“It’s heart-warming to see the children who benefit from the new NICU,” Stearman said. “To hear the stories of the beneficiaries of your work is priceless.”
McGuireWoods Richmond partner Jackie Stone is a champion for diversity and inclusion and a peerless mentor. As a D&I advocate in the legal profession for decades, she promotes increased representation of lawyers of color, women and LGBTQ lawyers as a key component to delivering exceptional client service. She created and chaired the firm’s D&I Committee and was instrumental in developing family leave and flex-time initiatives.
Stone’s contributions also make a difference in local communities. For years, she has worked with, and is a board member of, Just the Beginning – A Pipeline Organization, which develops pipeline programs to inspire and foster careers in the law among students of color and other underrepresented groups.
The long-term mission of Just the Beginning is to build a legal environment that includes minorities in legal positions that reflect the diverse population. “It’s important for the judiciary and the legal representatives to be more reflective of the people who are going through the system,” Stone explained. “The way to do that is to get more diversity in law schools and law firms and create that whole pipeline process.”
Just the Beginning provides a range of resources and development for students — from middle school to law school — to build a foundation of skills needed for successful careers in the legal field.
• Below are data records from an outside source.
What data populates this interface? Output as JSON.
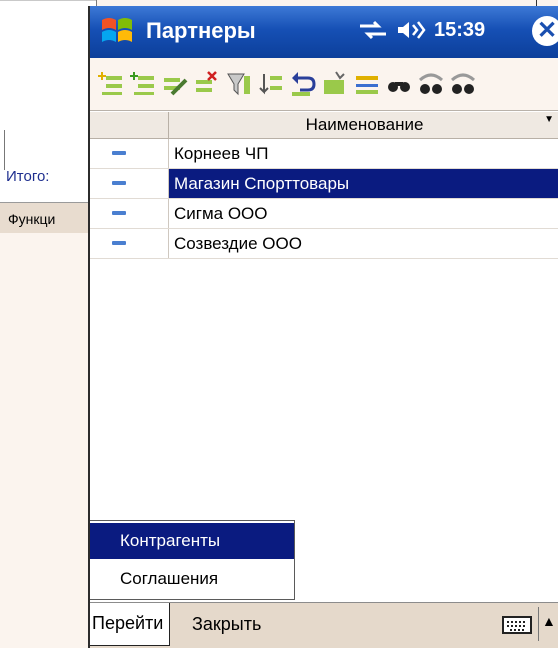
{
  "background_window": {
    "total_label": "Итого:",
    "menu_label": "Функци"
  },
  "title_bar": {
    "app_title": "Партнеры",
    "clock": "15:39",
    "close_symbol": "✕"
  },
  "toolbar": {
    "icons": [
      "add-item-icon",
      "add-subitem-icon",
      "edit-icon",
      "delete-icon",
      "filter-icon",
      "sort-icon",
      "undo-icon",
      "refresh-icon",
      "move-icon",
      "find-icon",
      "find-next-icon",
      "find-prev-icon"
    ]
  },
  "grid": {
    "column_header": "Наименование",
    "rows": [
      {
        "name": "Корнеев ЧП",
        "selected": false
      },
      {
        "name": "Магазин Спорттовары",
        "selected": true
      },
      {
        "name": "Сигма ООО",
        "selected": false
      },
      {
        "name": "Созвездие ООО",
        "selected": false
      }
    ]
  },
  "popup_menu": {
    "items": [
      {
        "label": "Контрагенты",
        "active": true
      },
      {
        "label": "Соглашения",
        "active": false
      }
    ]
  },
  "menu_bar": {
    "go_label": "Перейти",
    "close_label": "Закрыть"
  },
  "colors": {
    "title_bar": "#1650b5",
    "selection": "#0a1b80",
    "menu_bar": "#e5d9cb"
  }
}
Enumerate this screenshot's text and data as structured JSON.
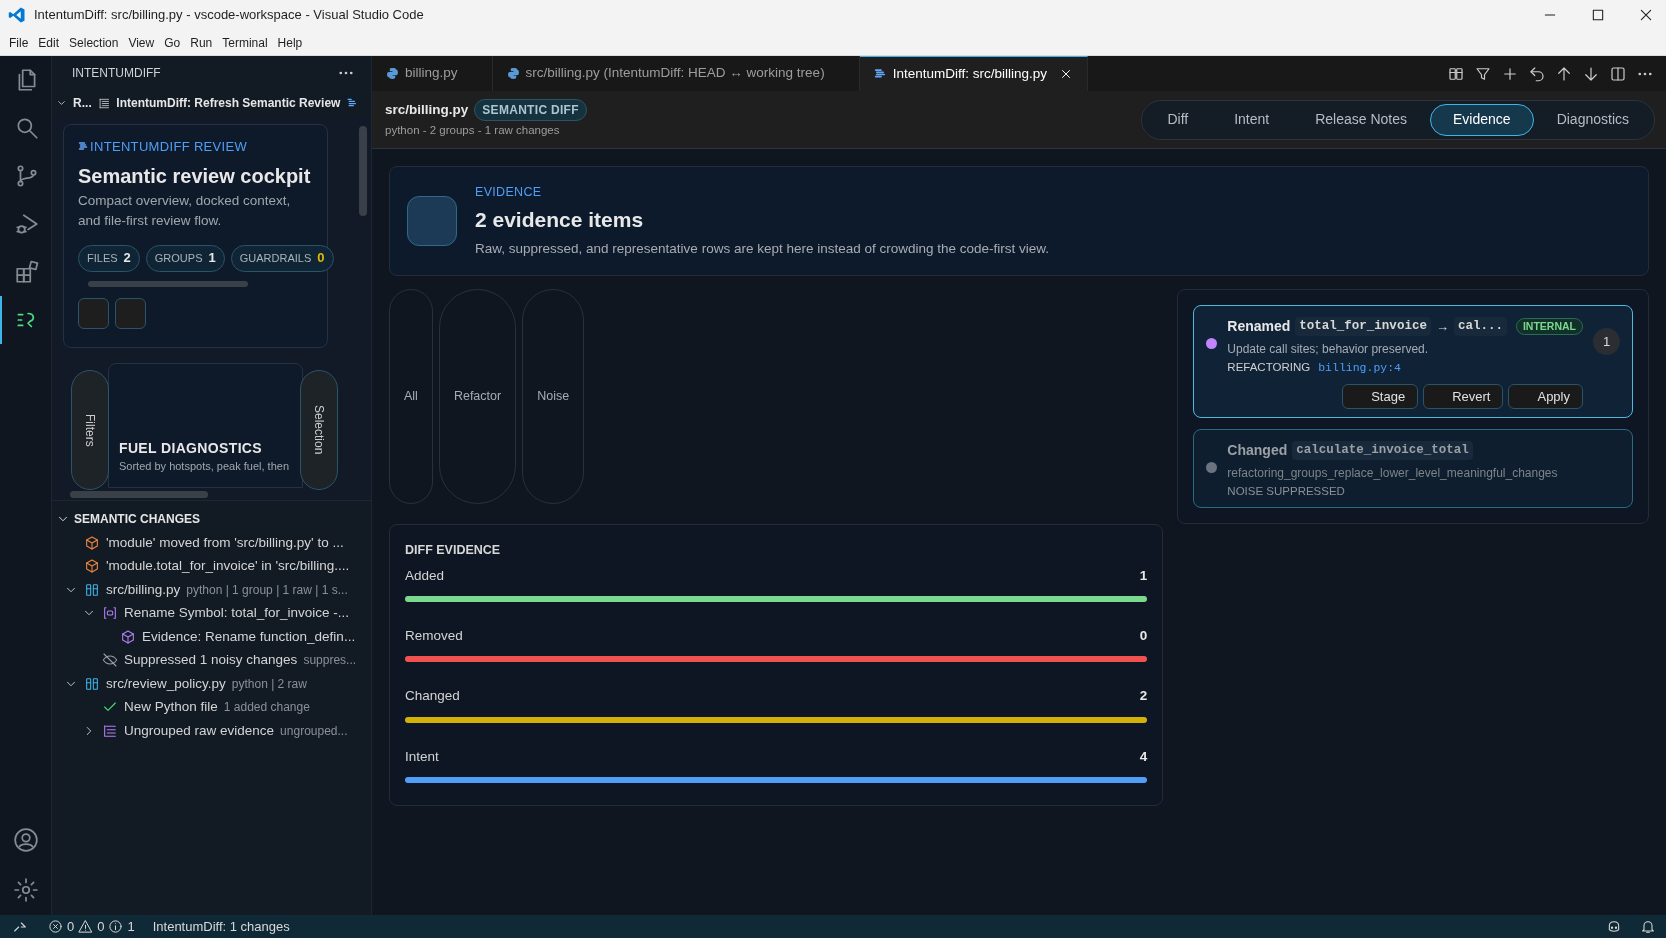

One of the organization’s most successful initiatives is the Share the Wealth Judicial Law Clerk Program, a referral program run by federal judges that provides law students and graduates opportunities to interview with multiple judges at one time for federal judicial clerkships. Many of the law students who have benefited from this program have gone on to work at McGuireWoods.
McGuireWoods Jacksonville partner and pro bono coordinator Chris Thanner has left an indelible imprint on his community through his work with the Sulzbacher Center, Northeast Florida’s largest provider of comprehensive services for homeless men, women and children.
Thanner led a team providing pro bono real estate counsel to assist the center in building Sulzbacher Village, a new community for disadvantaged women and families in Jacksonville. The Village, which opened in May 2018, houses 350 family members and provides free health services to residents of the Village and members of the surrounding community. Under Thanner’s leadership, the McGuireWoods team formed new entities and arranged public financing under a complex tax credit structure, among other initiatives.
Thanner credits those who assist with the day-to-day operations of the center for its success. “The people involved with the Sulzbacher Center are wholly invested in helping the community and they have made significant headway over the years serving the homeless population in Jacksonville,” he said.
“Serving folks who, through no particular fault of their own, have found themselves in dire circumstances is heartening to see,” he said. “The Village serves an important purpose by helping people to get the ground back underneath them and stabilize their lives.”